• Paving way for more women in workforce would boost economic growth, report says

    … the burden of unpaid care work, gender discrimination and violence, a lack of legal protection and reduced access to financial services… Removing those barriers could boost OECD growth by between 6 per cent and 20 per cent… “It’s about the sheer scope for growth — 6 per cent is what we arrived at for advanced economies; for emerging market countries it’s even higher… So why aren’t we going for it?”

  • Let’s hope Canadian courts see the true meaning of the niqab

    The higher value of “social cohesion” has twice guided rulings against challenges to niqab bans by the European Court of Human Rights, which noted that the religious duty for women to cover was “hard to reconcile” with the principle of gender equality. Let us hope that our judiciary agrees and rules accordingly.

  • Mentally-ill female inmates housed in male facility: report

    … Mr. Zinger focused on the conditions of confinement in Canada’s federal prisons, which “serve no underlying correctional or rehabilitative purpose.” … women with serious mental-health issues are more likely to be placed in maximum-security units, which are “far from therapeutic,” and noted nearly half the maximum-security population in women’s prisons is Indigenous… While Indigenous people make up less than 5 per cent of the total population, they comprise 26.4 per cent of the total federal inmate population,

  • We owe sexual abuse survivors more than #MeTo
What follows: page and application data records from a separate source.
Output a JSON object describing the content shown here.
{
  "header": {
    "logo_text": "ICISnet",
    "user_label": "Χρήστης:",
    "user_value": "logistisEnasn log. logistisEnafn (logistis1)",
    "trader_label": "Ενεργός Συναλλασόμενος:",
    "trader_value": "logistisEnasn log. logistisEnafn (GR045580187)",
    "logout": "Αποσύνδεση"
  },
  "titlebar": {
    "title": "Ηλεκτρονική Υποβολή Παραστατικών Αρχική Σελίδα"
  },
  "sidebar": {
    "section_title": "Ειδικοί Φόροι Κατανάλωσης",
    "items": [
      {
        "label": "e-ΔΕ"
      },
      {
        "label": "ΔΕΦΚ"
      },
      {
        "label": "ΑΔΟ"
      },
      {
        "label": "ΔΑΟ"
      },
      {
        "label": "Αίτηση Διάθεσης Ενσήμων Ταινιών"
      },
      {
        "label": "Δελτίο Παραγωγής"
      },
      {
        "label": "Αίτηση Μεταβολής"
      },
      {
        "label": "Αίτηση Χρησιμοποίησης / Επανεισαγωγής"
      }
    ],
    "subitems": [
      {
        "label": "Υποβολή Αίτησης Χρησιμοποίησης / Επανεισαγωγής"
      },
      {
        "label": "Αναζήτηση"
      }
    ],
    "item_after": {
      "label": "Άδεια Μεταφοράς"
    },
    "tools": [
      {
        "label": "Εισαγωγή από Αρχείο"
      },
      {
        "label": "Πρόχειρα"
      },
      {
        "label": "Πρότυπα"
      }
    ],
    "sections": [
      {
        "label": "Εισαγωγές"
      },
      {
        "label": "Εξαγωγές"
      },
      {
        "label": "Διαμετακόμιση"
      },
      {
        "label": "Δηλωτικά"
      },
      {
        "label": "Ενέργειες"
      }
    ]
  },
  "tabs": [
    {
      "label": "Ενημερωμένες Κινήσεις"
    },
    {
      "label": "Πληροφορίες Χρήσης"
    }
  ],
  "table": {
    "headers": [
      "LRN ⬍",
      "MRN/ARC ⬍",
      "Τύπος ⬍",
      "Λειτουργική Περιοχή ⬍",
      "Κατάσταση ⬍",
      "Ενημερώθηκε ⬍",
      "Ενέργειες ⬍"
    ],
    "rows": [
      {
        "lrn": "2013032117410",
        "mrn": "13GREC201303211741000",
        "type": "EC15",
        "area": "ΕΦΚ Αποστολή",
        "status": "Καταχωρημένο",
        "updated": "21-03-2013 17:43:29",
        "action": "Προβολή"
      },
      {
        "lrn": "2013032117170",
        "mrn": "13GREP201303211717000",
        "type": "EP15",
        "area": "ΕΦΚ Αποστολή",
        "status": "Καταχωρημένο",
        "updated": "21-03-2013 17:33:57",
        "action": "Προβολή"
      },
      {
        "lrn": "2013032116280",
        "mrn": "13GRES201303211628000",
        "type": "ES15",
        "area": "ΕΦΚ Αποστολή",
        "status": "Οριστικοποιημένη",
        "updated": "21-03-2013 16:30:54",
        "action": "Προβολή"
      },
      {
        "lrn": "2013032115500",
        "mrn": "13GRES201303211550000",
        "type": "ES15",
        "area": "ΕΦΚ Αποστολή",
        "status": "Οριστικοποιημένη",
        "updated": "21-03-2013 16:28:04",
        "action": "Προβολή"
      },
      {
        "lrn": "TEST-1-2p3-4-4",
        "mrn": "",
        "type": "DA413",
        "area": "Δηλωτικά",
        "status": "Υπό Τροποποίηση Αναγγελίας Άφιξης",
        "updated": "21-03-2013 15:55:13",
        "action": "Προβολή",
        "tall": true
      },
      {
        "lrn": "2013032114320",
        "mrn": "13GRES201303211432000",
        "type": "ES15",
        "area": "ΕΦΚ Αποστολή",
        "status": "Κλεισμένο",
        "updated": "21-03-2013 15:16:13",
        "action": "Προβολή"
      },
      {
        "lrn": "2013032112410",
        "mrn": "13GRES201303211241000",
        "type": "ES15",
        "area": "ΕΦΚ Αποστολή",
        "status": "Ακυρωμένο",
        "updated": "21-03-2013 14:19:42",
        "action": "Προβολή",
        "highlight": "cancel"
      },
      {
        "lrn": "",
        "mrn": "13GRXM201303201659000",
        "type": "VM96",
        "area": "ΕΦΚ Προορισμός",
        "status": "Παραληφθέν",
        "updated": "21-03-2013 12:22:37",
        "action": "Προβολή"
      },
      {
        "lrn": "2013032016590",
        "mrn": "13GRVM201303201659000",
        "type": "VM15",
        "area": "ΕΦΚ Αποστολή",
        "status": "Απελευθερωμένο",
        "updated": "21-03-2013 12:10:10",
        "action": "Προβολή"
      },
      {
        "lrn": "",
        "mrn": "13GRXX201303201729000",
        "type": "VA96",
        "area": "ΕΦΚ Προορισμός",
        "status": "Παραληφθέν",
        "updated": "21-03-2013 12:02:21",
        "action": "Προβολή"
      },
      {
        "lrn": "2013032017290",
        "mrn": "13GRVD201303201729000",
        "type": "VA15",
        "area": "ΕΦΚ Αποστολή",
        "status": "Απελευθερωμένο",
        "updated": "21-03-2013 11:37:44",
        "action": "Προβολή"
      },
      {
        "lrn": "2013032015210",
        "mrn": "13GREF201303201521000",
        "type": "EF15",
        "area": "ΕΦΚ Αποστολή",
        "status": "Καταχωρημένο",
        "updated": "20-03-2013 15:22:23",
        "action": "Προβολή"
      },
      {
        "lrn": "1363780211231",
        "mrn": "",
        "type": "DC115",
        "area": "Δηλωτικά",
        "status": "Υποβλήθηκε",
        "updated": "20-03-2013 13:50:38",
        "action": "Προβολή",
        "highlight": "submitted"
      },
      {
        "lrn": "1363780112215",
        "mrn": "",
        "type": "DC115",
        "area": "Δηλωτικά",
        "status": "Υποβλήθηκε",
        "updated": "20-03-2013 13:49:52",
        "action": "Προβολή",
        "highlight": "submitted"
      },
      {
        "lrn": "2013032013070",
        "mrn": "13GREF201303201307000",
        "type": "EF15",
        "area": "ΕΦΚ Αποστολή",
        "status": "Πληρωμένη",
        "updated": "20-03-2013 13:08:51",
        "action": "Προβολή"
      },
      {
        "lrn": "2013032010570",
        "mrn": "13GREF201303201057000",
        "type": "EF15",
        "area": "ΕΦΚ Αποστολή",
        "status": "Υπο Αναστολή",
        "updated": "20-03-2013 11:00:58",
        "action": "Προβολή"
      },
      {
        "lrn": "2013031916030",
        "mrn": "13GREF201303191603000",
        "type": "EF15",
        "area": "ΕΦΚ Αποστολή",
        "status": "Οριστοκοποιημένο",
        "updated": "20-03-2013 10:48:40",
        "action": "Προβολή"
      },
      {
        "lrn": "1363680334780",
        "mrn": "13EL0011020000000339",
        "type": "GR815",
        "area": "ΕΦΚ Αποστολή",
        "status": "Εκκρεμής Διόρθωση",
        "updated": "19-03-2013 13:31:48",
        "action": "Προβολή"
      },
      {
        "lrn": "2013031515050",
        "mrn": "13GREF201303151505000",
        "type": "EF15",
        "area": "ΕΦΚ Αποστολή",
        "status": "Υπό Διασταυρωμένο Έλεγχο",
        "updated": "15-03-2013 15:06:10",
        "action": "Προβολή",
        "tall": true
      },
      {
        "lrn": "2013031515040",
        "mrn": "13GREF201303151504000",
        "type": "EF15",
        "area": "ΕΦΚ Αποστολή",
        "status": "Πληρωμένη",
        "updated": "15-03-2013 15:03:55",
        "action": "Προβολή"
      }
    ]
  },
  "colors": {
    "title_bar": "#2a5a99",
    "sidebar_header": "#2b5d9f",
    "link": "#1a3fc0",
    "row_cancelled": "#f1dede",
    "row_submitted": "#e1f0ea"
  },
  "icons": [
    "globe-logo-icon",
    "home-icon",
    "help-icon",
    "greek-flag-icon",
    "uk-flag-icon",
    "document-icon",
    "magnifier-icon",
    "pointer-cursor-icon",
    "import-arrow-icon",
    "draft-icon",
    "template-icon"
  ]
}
    … is awareness actually the problem? Just how many hundreds of thousands of stories will it take to convince those who haven’t suffered sexual abuse that the issue is real and life altering? What needs more airtime? Concrete measures for enacting cultural and institutional change… From the ground up, we need to start with schools imparting deeper knowledge to young minds about consent, empathy, entitlement, bodily autonomy and bystander behaviour.

  • Let’s not dismiss the painful pattern of microaggressions

    … Examples of microaggressions included: general condescension; intuiting that others expected their work to be inferior; or being treated as an intimidating presence… Some people who aren’t subject to microaggressions view them as small, unimportant experiences that are blown out of proportion. But BEP participants told us their effects are real and cumulative… anti-black racism is an especially stubborn force.

  • Census: Median income in four of five Indigenous communities below poverty line

    Statistics Canada reported a spike in income levels in 2015… Only 26 of the 503 of reserves with income data had higher median household incomes… research has shown that Indigenous Peoples regularly earn less than the median income. A 2014 study found they were almost as disadvantaged as in 2006 as they were 25 years earlier in 1981… income isn’t always tied to location, such as being in a remote community.

  • Ottawa is right to settle with Sixties Scoop victims

    Not only was the past program shameful, so was the government’s continuing defence of it. Now Ottawa has taken two other steps that should help in the healing process… $50 million for a new Indigenous Healing Foundation to help the victims reclaim their identity… $75 million to pay the legal fees of the estimated 20,000 victims who are expected to receive $25,000 to $50,000 each… Now… it should set its sights on correcting other ongoing wrongs to Indigenous children.

  • Now is the time for Ottawa to create a path to progress with Indigenous people

    On this day in 2007, the United Nations Declaration on the Rights of Indigenous Peoples, which sets out minimum standards necessary “for the dignity, survival and well-being of Indigenous peoples,” was adopted by the UN General Assembly. Let this be the year that sees the leaders of all federal parties agree to work with each other and with Indigenous peoples to make the full and effective implementation of the declaration a priority.

  • Rising incomes aren’t being shared as widely as they should

    In fact, the share of Canadians living in low-income households actually increased slightly to 14.2 per cent (that’s 4.8 million people) from 14 per cent in 2005. Seniors fared the worst, with 14.5 per cent living in poverty, up from 12 per cent in the previous decade. And while the percentage of children living in poverty was down slightly to 17.8 from 18.8 per cent, the picture is still alarming.

  • Canada’s Impossible Acknowledgment

    … acknowledging traditional lands… is beginning to emerge as a kind of accidental pledge of allegiance for Canada—a statement made before any undertaking with a national purpose…. the process of reconciliation between Canada and its First Nations has stalled, repeating the cycles of overpromising and underdelivering that have marred their relationship from the beginning… Nonetheless, the acknowledgment is spreading. No level of government has mandated the practice; it is spreading of its own accord.